"Even in places where you may have a lower cost of living, people spend the money they have," she says. "So
in a more affordable place doesn't necessarily mean you are saving more money. It probably means you are spending more money. I think you can live cheaper in some of these places."
Bundle's research excludes data on rent and mortgages, an omission that provides insight. Sink all your cash in an overpriced city apartment and you would likely spend less as a consumer than people in more affordable suburbs. High rent can reduce you to snacking on Ramen noodles, but lower out-of-pocket expenses can mean more splurging than saving.
"We always hear about Carrie Bradshaw-types spending big in New York City, but when you remove housing costs from the equation, it's not just the stereotypical cities where residents spend big on items like shopping, dining out, groceries or travel," Paskin says. "Austin tops New York City in shopping, and Bakersfield, Calif., spends more than San Francisco on health care and pets. Our behavior as spenders in America doesn't change, but we do spend our money in very different ways."
Bundle, an online community that compares regional and demographic spending, is supported by partners that include
How America Spends
study included U.S. government spending data and third-party research.
In 2009, the average American spent $8,668 on shopping, $6,514 on food and drink, $8,026 on health and family, $5,477 on transportation, $2,699 on travel and leisure, and $6,398 on home expenses (not including mortgage and rent), according to Bundle. The average household expenses of Austin residents, the top spenders, were $67,076, 77% higher than the national average of $37,782. Detroit was the lowest spending city, where residents, hit hard by the recession, spent $16,446 on average.
Among the top-spending cities, few would qualify as a major metropolis:
- Scottsdale, Ariz. -- $64,687
- San Jose, Calif. -- $59,022

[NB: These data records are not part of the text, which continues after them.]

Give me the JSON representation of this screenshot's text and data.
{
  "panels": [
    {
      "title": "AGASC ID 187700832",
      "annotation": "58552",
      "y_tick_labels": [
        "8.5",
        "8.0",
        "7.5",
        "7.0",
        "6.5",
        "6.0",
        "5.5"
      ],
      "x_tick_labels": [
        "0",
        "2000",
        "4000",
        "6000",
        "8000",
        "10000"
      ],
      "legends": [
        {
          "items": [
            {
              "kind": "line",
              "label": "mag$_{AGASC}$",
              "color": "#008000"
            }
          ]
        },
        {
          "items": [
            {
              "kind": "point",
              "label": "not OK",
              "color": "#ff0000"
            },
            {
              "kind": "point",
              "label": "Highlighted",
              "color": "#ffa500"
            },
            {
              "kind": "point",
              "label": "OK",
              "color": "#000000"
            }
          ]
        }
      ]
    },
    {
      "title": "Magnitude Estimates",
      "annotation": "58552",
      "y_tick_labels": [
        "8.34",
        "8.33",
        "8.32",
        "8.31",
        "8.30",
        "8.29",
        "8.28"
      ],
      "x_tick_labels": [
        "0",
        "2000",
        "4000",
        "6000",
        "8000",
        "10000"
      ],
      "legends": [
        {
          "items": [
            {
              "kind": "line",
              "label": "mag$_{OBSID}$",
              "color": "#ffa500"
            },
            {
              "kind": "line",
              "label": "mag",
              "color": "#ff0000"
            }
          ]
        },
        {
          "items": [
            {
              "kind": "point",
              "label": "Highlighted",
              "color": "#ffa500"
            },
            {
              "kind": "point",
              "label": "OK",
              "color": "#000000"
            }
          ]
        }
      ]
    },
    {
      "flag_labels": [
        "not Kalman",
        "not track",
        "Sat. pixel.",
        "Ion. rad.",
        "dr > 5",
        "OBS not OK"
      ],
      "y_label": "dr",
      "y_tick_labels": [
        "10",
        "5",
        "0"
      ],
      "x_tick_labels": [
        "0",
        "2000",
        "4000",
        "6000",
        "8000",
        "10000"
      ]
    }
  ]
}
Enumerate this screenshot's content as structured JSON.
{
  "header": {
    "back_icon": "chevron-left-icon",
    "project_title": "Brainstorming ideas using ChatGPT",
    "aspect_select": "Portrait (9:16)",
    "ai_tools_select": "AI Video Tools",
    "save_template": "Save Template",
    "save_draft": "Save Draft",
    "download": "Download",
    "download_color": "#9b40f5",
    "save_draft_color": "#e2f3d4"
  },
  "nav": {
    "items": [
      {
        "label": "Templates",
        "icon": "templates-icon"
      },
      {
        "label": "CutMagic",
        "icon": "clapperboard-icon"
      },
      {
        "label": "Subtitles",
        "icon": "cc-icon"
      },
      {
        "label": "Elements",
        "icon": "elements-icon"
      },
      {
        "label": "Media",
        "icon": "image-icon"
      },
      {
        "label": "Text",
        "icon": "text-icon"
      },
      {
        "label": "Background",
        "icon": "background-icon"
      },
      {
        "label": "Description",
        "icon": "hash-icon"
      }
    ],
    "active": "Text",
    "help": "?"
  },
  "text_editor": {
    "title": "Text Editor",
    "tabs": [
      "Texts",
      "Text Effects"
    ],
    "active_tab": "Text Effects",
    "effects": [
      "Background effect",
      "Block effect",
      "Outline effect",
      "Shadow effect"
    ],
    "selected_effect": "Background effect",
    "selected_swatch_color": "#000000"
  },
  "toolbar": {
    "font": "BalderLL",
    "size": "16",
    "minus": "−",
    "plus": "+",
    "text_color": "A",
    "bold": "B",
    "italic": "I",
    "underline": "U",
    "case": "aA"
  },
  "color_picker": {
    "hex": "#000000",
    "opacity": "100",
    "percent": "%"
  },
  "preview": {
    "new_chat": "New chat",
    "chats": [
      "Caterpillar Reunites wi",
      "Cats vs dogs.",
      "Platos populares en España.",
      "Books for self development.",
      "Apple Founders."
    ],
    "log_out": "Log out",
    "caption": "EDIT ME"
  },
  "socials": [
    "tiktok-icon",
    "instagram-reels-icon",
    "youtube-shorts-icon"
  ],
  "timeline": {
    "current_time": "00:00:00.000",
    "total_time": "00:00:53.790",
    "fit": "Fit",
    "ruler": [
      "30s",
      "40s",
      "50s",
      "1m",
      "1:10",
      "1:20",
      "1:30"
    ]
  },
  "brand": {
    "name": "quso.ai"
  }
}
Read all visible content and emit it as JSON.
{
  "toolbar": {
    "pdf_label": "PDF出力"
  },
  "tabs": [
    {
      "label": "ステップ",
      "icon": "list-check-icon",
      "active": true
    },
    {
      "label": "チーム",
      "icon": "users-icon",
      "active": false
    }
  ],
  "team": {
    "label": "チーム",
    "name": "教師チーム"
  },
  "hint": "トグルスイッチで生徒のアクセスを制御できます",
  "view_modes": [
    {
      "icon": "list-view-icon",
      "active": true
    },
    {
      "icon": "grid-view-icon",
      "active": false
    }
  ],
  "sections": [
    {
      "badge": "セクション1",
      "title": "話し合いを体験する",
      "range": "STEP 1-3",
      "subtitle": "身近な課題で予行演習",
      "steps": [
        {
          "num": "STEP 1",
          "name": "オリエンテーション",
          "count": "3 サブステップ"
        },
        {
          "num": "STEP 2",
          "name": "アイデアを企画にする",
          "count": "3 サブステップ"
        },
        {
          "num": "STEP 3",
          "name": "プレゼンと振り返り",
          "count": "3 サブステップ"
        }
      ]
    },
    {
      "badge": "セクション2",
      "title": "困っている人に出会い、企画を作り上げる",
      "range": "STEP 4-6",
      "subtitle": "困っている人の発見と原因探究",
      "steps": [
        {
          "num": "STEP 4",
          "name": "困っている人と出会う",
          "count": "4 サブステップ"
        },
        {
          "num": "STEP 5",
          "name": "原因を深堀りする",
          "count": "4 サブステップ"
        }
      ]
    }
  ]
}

- Arlington, Va. -- $52,085
- Plano, Texas -- $56,738
- Raleigh, N.C. -- $53,398
- Nashville -- $52,964
- Tucson, Ariz. -- $51,857
- Irvine, Calif. -- $51,286
- Durham, N.C. -- $51,114
Bundle's research found that consumer spending often increased as fixed living expenses dropped, which could explain why savings rates are low in the U.S.
In the 1980s, Americans' savings rate as a percentage of disposable income bounced between 8% and 11%. In the late 1990s, despite a solid economy, the savings rate bottomed at 1% as people spent more and dug deeper in debt.
In February, according to Bureau of Economic Analysis, personal saving as a percent of disposable personal income was 3.1%, down slightly from the previous month and a drop from the 4.1% average of the previous year. Retail sales increased 0.3% from January, according to the Commerce Department. Notably, sales of home furnishings stores increased 0.7% and electronics/appliance stores saw sales increase by 3.7%. Food and beverage sales increased 1.3%. Because disposable personal income increased by a mere 0.1%, consumer spending appears to be rebounding at the expense of the savings rate.
-- Reported by Joe Mont in Boston.